Element data from apps and pages:
○ ○ ○ ○

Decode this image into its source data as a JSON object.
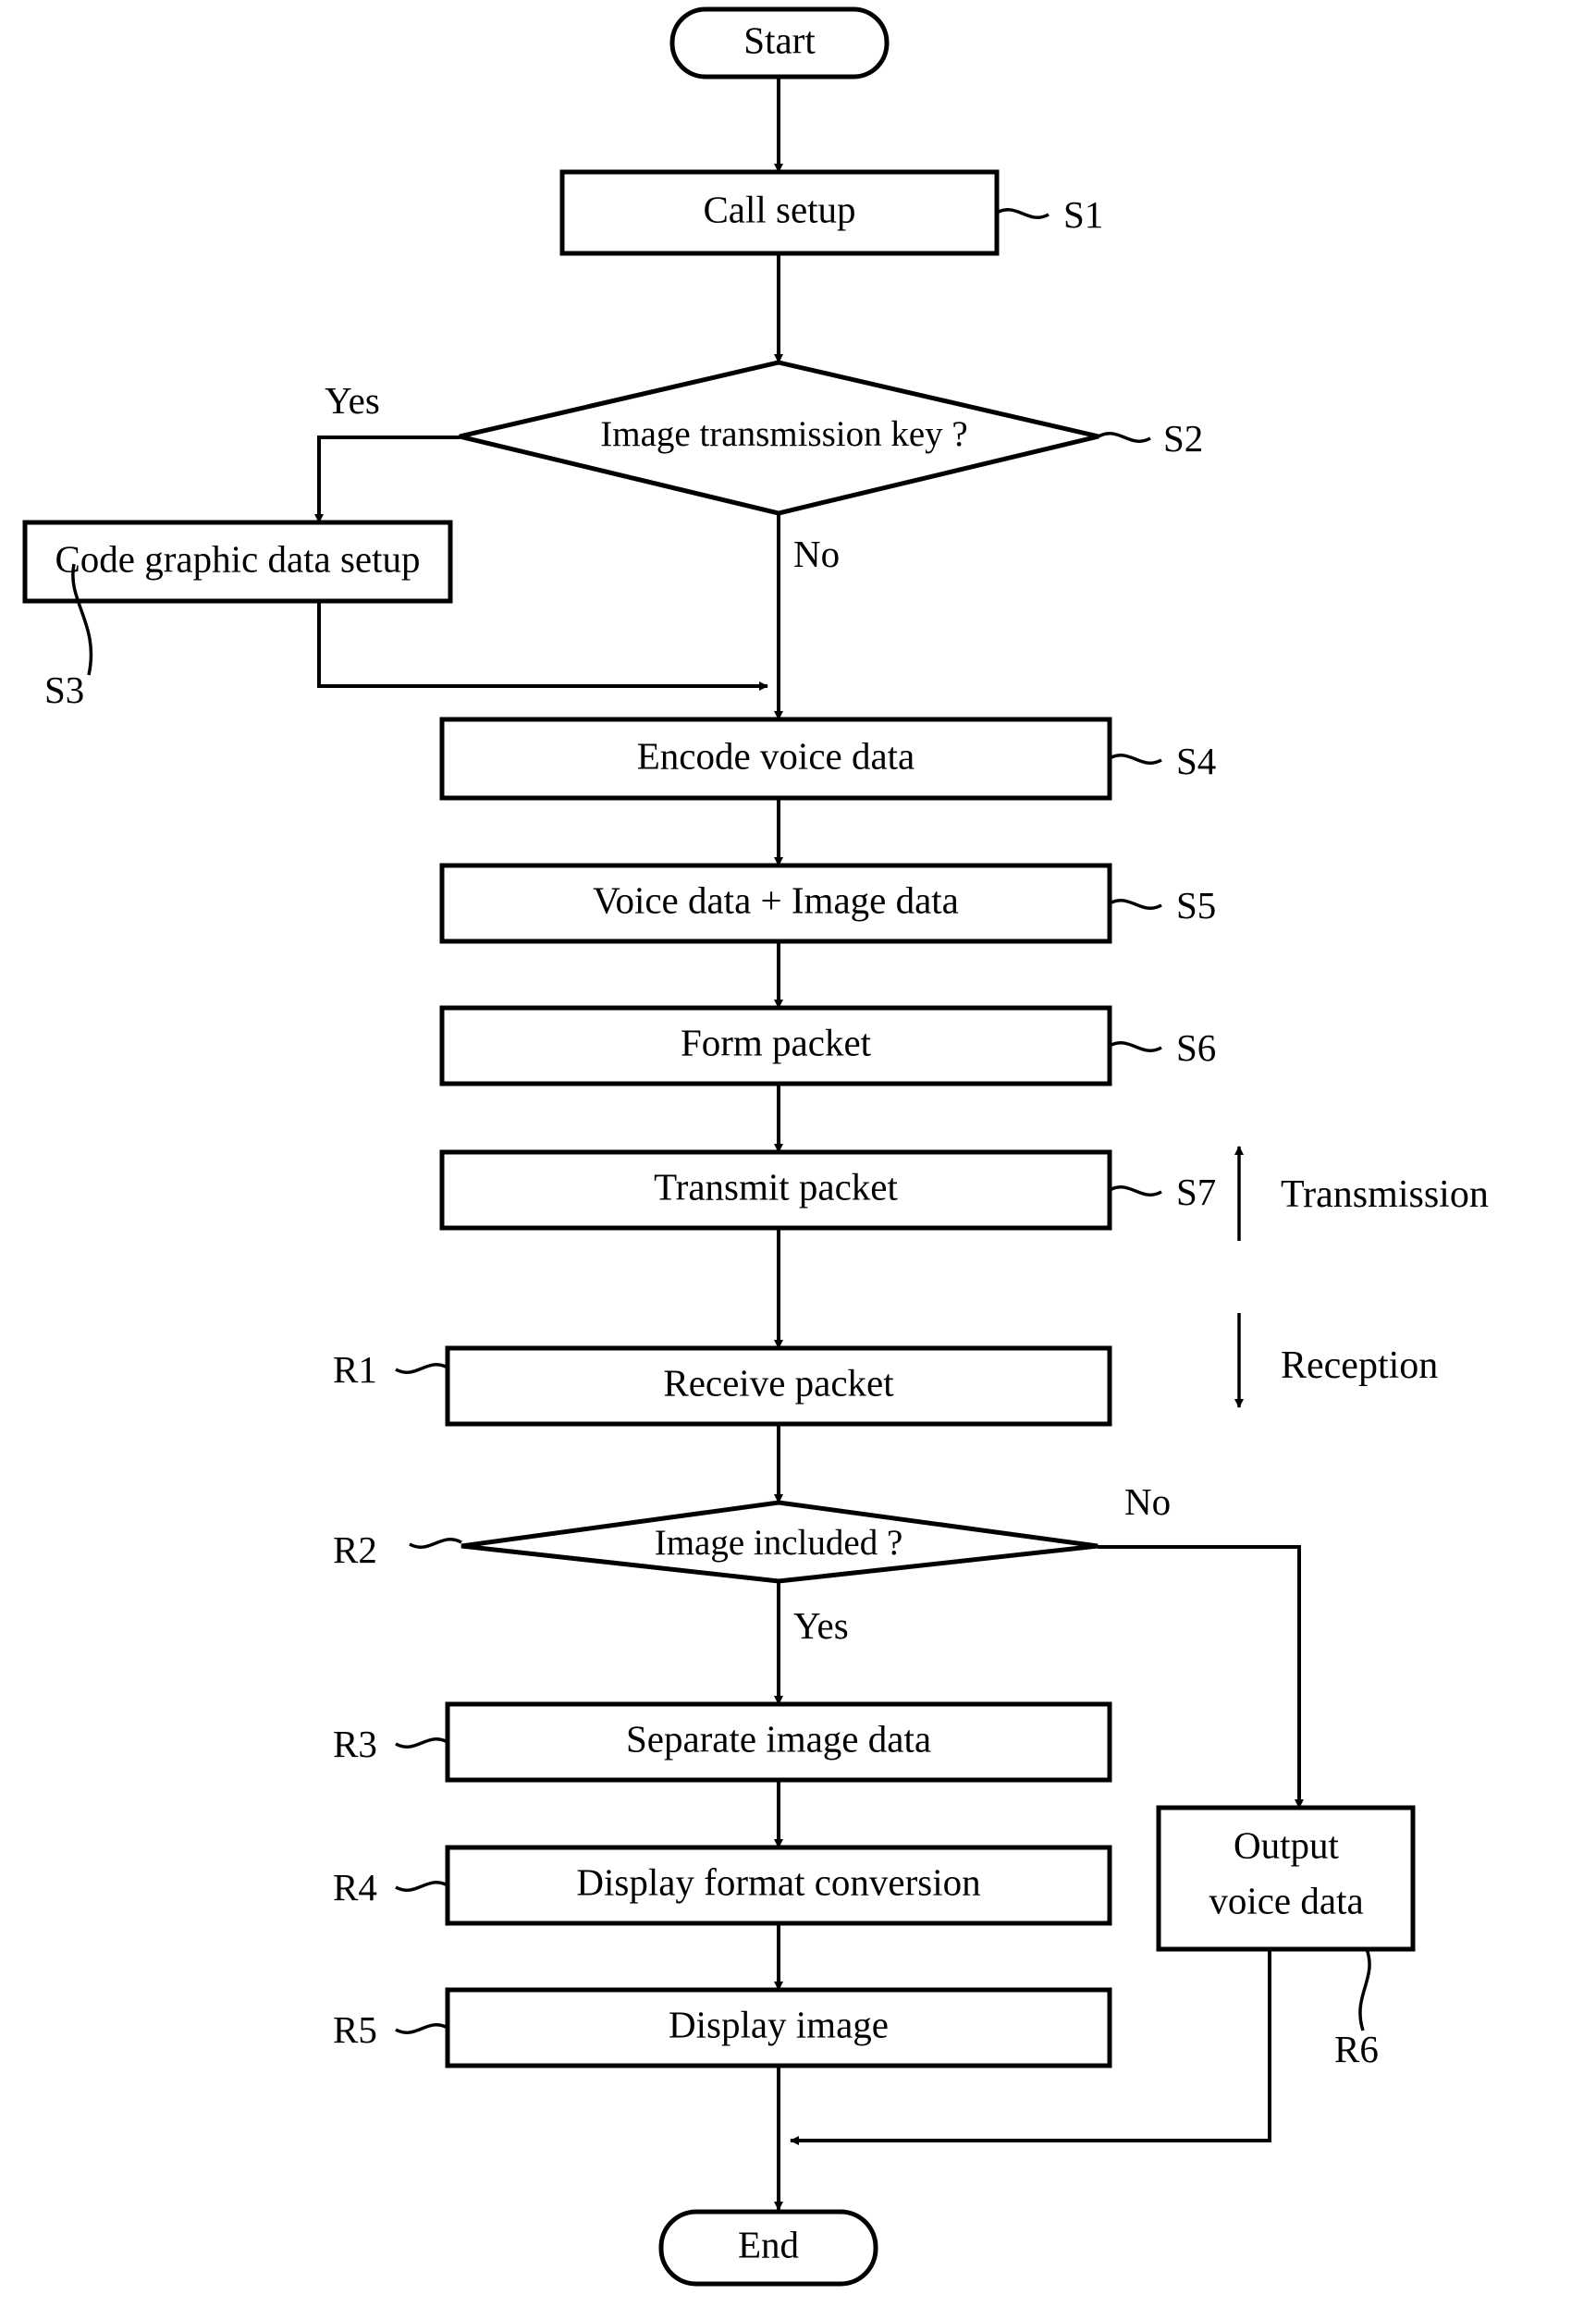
{
  "diagram": {
    "title": "Image transmission and reception flowchart",
    "stroke_color": "#000000",
    "background_color": "#ffffff",
    "nodes": {
      "start": {
        "label": "Start",
        "shape": "terminator"
      },
      "s1": {
        "label": "Call setup",
        "shape": "process",
        "tag": "S1"
      },
      "s2": {
        "label": "Image transmission key ?",
        "shape": "decision",
        "tag": "S2"
      },
      "s3": {
        "label": "Code graphic data setup",
        "shape": "process",
        "tag": "S3"
      },
      "s4": {
        "label": "Encode voice data",
        "shape": "process",
        "tag": "S4"
      },
      "s5": {
        "label": "Voice data + Image data",
        "shape": "process",
        "tag": "S5"
      },
      "s6": {
        "label": "Form packet",
        "shape": "process",
        "tag": "S6"
      },
      "s7": {
        "label": "Transmit packet",
        "shape": "process",
        "tag": "S7"
      },
      "r1": {
        "label": "Receive packet",
        "shape": "process",
        "tag": "R1"
      },
      "r2": {
        "label": "Image included ?",
        "shape": "decision",
        "tag": "R2"
      },
      "r3": {
        "label": "Separate image data",
        "shape": "process",
        "tag": "R3"
      },
      "r4": {
        "label": "Display format conversion",
        "shape": "process",
        "tag": "R4"
      },
      "r5": {
        "label": "Display image",
        "shape": "process",
        "tag": "R5"
      },
      "r6": {
        "label_line1": "Output",
        "label_line2": "voice data",
        "shape": "process",
        "tag": "R6"
      },
      "end": {
        "label": "End",
        "shape": "terminator"
      }
    },
    "branch_labels": {
      "s2_yes": "Yes",
      "s2_no": "No",
      "r2_yes": "Yes",
      "r2_no": "No"
    },
    "phase_labels": {
      "transmission": "Transmission",
      "reception": "Reception"
    }
  }
}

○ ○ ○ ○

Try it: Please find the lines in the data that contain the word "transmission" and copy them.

Answer space:
    "title": "Image transmission and reception flowchart",
        "label": "Image transmission key ?",
      "transmission": "Transmission",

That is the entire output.